This is the rub for me. I'm not against complexity in rules, but I have to feel the force of a compelling reason for it. I've been thinking about this game's complexity, and I can't locate the feeling I'm looking for. The feeling of "oh yes, it must be this way"

This game is complicated rather than complex. Complexity originating from simplicity is great. This in my opinion is not so great.

Well, I agree that its rules are (fairly) complicated, but with respect, Christian, you don't actually know whether it's also complex. They're certainly different things, but the one doesn't exclude the other.

(For that matter, though, I'm not really qualified to judge either, never having played it. I just put it out there for comment.)

But while we're talking, I was disappointed to see you thumb the comment that the game was "in unacceptable condition" - with or without a carefully-considered seventh exclamation mark. It's obviously anyone's prerogative to respond unfavourably to a game suggestion, but surely "unacceptable" figures among the range of appropriate judgements only if something behavioural is what's being objected to. Then again, maybe that really was what Corey was taking his principled stand against. How dare I subject people to this sort of thing?

Mmm. Yes. On reflection that must be it.

 
 Thumb up
 tip
 Hide
  • [+] Dice rolls
christian freeling
Netherlands
flag msg tools
designer
mbmb
mocko wrote:
Then again, maybe that really was what Corey was taking his principled stand against. How dare I subject people to this sort of thing?

Mmm. Yes. On reflection that must be it.

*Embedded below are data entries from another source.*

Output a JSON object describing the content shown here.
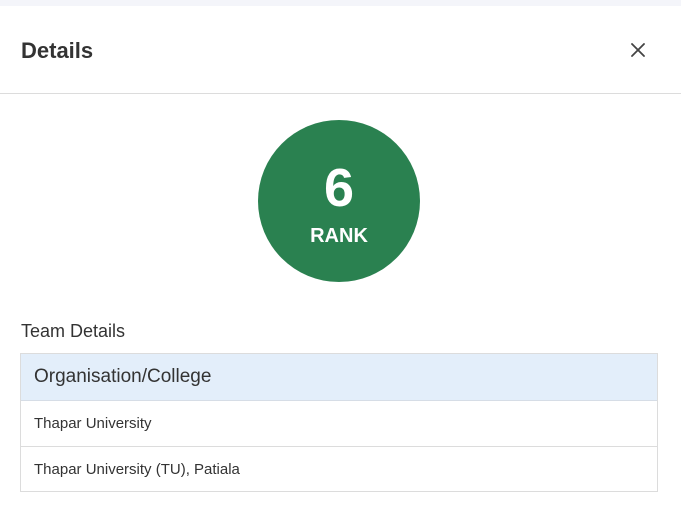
{
  "modal": {
    "title": "Details",
    "close_icon": "close-icon"
  },
  "rank": {
    "value": "6",
    "label": "RANK",
    "color": "#2a8150"
  },
  "team_details": {
    "section_title": "Team Details",
    "table": {
      "header": "Organisation/College",
      "rows": [
        "Thapar University",
        "Thapar University (TU), Patiala"
      ]
    }
  }
}
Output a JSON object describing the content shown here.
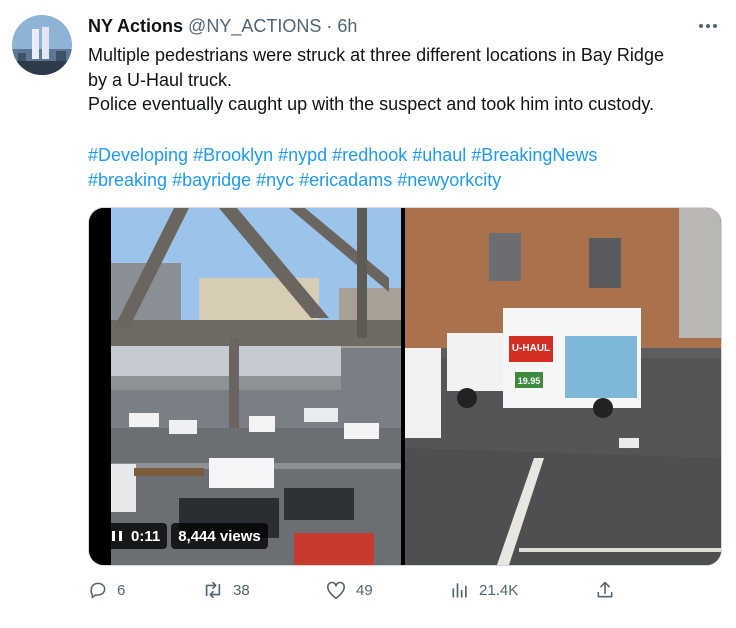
{
  "tweet": {
    "author_name": "NY Actions",
    "handle": "@NY_ACTIONS",
    "separator": "·",
    "time": "6h",
    "text_lines": [
      "Multiple pedestrians were struck at three different locations in Bay Ridge",
      "by a U-Haul truck.",
      "Police eventually caught up with the suspect and took him into custody."
    ],
    "hashtag_lines": [
      [
        "#Developing",
        "#Brooklyn",
        "#nypd",
        "#redhook",
        "#uhaul",
        "#BreakingNews"
      ],
      [
        "#breaking",
        "#bayridge",
        "#nyc",
        "#ericadams",
        "#newyorkcity"
      ]
    ],
    "media": {
      "video_time": "0:11",
      "views": "8,444 views",
      "truck_brand": "U-HAUL",
      "truck_price": "19.95"
    },
    "actions": {
      "replies": "6",
      "retweets": "38",
      "likes": "49",
      "views": "21.4K"
    }
  },
  "colors": {
    "link": "#1d9bf0",
    "secondary_text": "#536471",
    "primary_text": "#0f1419",
    "uhaul_orange": "#e0451f"
  },
  "icons": {
    "more": "more-dots-icon",
    "reply": "reply-icon",
    "retweet": "retweet-icon",
    "like": "heart-icon",
    "views": "bar-chart-icon",
    "share": "share-icon",
    "pause": "pause-icon"
  }
}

I interpreted it along those lines indeed. laugh
 
 Thumb up
 tip
 Hide
  • [+] Dice rolls
Front Page | Welcome | Contact | Privacy Policy | Terms of Service | Advertise | Support BGG | Feeds RSS
Geekdo, BoardGameGeek, the Geekdo logo, and the BoardGameGeek logo are trademarks of BoardGameGeek, LLC.